WHAT IS EXPECTED >> For the string "accent", search the entries below and copy every line where it appears.

-.-.-

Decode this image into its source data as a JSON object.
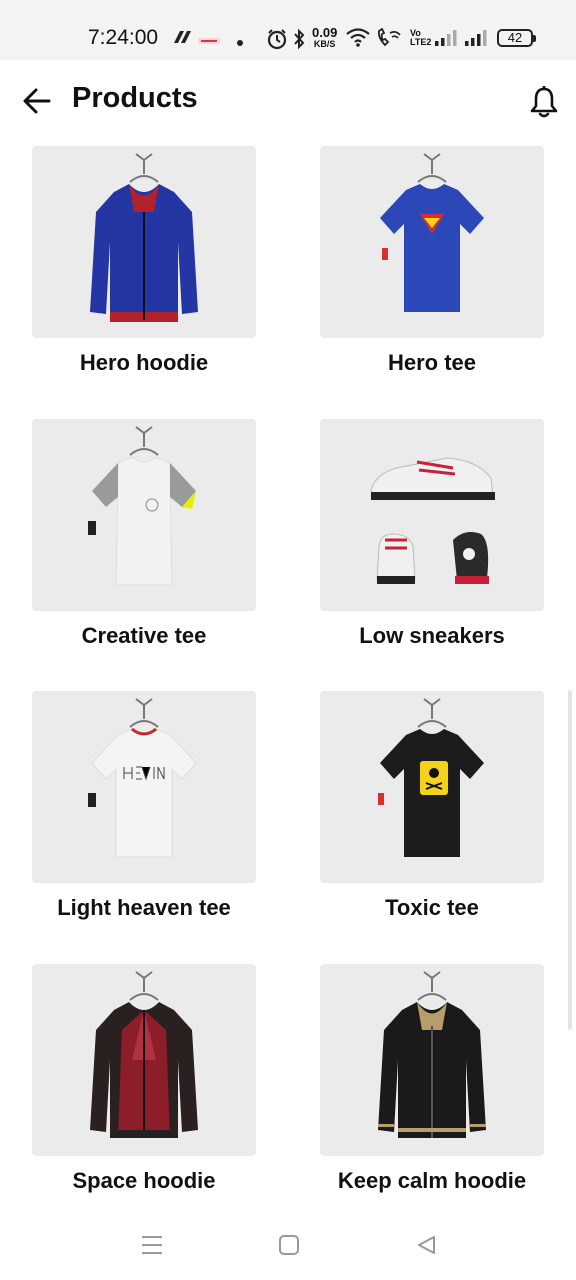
{
  "status_bar": {
    "time": "7:24:00",
    "net_speed_value": "0.09",
    "net_speed_unit": "KB/S",
    "volte_top": "Vo",
    "volte_bottom": "LTE2",
    "battery": "42"
  },
  "app_bar": {
    "title": "Products",
    "back_icon": "arrow-left-icon",
    "bell_icon": "bell-icon"
  },
  "products": [
    {
      "name": "Hero hoodie",
      "kind": "hoodie",
      "color": "#2436a3",
      "accent": "#b2222a"
    },
    {
      "name": "Hero tee",
      "kind": "tee",
      "color": "#2c48b8",
      "accent": "#d33030"
    },
    {
      "name": "Creative tee",
      "kind": "tee",
      "color": "#f2f2f2",
      "accent": "#9a9a9a"
    },
    {
      "name": "Low sneakers",
      "kind": "sneakers",
      "color": "#f0f0f0",
      "accent": "#c7213a"
    },
    {
      "name": "Light heaven tee",
      "kind": "tee",
      "color": "#f4f4f4",
      "accent": "#c42a2a"
    },
    {
      "name": "Toxic tee",
      "kind": "tee",
      "color": "#1c1c1c",
      "accent": "#f4d21c"
    },
    {
      "name": "Space hoodie",
      "kind": "hoodie",
      "color": "#2a2020",
      "accent": "#8e1d2a"
    },
    {
      "name": "Keep calm hoodie",
      "kind": "hoodie",
      "color": "#1a1a1a",
      "accent": "#b89c6a"
    }
  ],
  "nav_bar": {
    "menu_icon": "menu-icon",
    "home_icon": "home-square-icon",
    "back_icon": "back-triangle-icon"
  }
}
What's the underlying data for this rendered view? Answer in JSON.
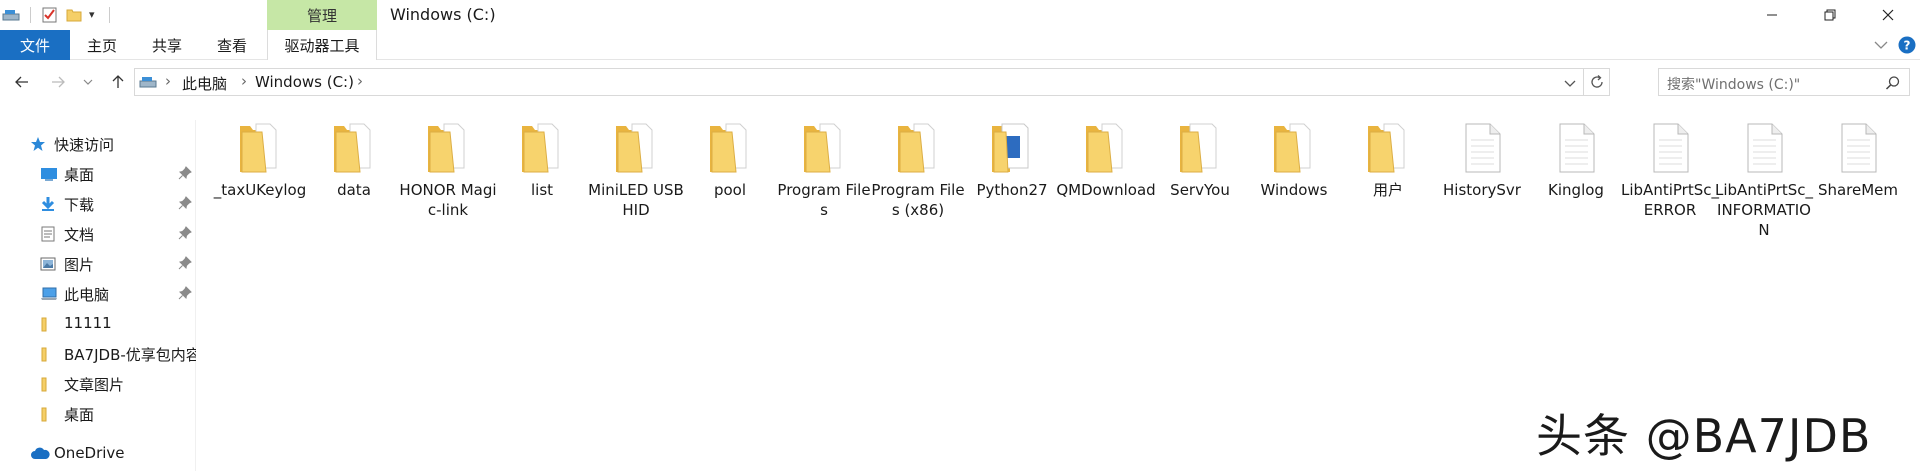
{
  "titlebar": {
    "contextual_tab": "管理",
    "window_title": "Windows (C:)"
  },
  "ribbon": {
    "tabs": [
      "文件",
      "主页",
      "共享",
      "查看",
      "驱动器工具"
    ]
  },
  "address": {
    "crumbs": [
      "此电脑",
      "Windows (C:)"
    ]
  },
  "search": {
    "placeholder": "搜索\"Windows (C:)\""
  },
  "navpane": {
    "quick_access": "快速访问",
    "items": [
      {
        "label": "桌面",
        "icon": "desktop-icon",
        "pinned": true
      },
      {
        "label": "下载",
        "icon": "download-icon",
        "pinned": true
      },
      {
        "label": "文档",
        "icon": "document-icon",
        "pinned": true
      },
      {
        "label": "图片",
        "icon": "picture-icon",
        "pinned": true
      },
      {
        "label": "此电脑",
        "icon": "computer-icon",
        "pinned": true
      },
      {
        "label": "11111",
        "icon": "folder-icon",
        "pinned": false
      },
      {
        "label": "BA7JDB-优享包内容",
        "icon": "folder-icon",
        "pinned": false
      },
      {
        "label": "文章图片",
        "icon": "folder-icon",
        "pinned": false
      },
      {
        "label": "桌面",
        "icon": "folder-icon",
        "pinned": false
      }
    ],
    "onedrive": "OneDrive"
  },
  "files": [
    {
      "name": "_taxUKeylog",
      "type": "folder"
    },
    {
      "name": "data",
      "type": "folder"
    },
    {
      "name": "HONOR Magic-link",
      "type": "folder"
    },
    {
      "name": "list",
      "type": "folder"
    },
    {
      "name": "MiniLED USB HID",
      "type": "folder"
    },
    {
      "name": "pool",
      "type": "folder"
    },
    {
      "name": "Program Files",
      "type": "folder"
    },
    {
      "name": "Program Files (x86)",
      "type": "folder"
    },
    {
      "name": "Python27",
      "type": "folder"
    },
    {
      "name": "QMDownload",
      "type": "folder"
    },
    {
      "name": "ServYou",
      "type": "folder"
    },
    {
      "name": "Windows",
      "type": "folder"
    },
    {
      "name": "用户",
      "type": "folder"
    },
    {
      "name": "HistorySvr",
      "type": "file"
    },
    {
      "name": "Kinglog",
      "type": "file"
    },
    {
      "name": "LibAntiPrtSc_ERROR",
      "type": "file"
    },
    {
      "name": "LibAntiPrtSc_INFORMATION",
      "type": "file"
    },
    {
      "name": "ShareMem",
      "type": "file"
    }
  ],
  "watermark": "头条 @BA7JDB",
  "colors": {
    "file_tab": "#1a6fc3",
    "manage_tab": "#c6e7a6",
    "folder": "#f5cf68",
    "help": "#1a6fc3"
  }
}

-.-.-

REPLY >>
      "accent": "#b2222a"
      "accent": "#d33030"
      "accent": "#9a9a9a"
      "accent": "#c7213a"
      "accent": "#c42a2a"
      "accent": "#f4d21c"
      "accent": "#8e1d2a"
      "accent": "#b89c6a"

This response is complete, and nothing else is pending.